# Try it
Scan the material below and copy every line holding the word "label".

# Data under study
- - - - - - -

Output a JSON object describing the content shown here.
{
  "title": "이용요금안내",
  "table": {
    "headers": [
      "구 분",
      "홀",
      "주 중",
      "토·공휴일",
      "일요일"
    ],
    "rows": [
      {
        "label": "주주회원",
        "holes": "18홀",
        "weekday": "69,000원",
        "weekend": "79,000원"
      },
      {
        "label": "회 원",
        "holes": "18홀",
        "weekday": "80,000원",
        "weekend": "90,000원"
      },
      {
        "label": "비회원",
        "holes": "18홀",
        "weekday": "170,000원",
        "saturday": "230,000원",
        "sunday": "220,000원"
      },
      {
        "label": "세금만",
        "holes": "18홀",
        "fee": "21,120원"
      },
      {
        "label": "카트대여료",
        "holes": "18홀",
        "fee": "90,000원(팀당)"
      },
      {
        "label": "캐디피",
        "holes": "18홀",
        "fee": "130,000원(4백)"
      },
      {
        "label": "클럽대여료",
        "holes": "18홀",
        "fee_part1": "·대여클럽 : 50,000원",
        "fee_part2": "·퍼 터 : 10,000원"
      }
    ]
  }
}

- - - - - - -

# Exercise output
        "label": "주주회원",
        "label": "회 원",
        "label": "비회원",
        "label": "세금만",
        "label": "카트대여료",
        "label": "캐디피",
        "label": "클럽대여료",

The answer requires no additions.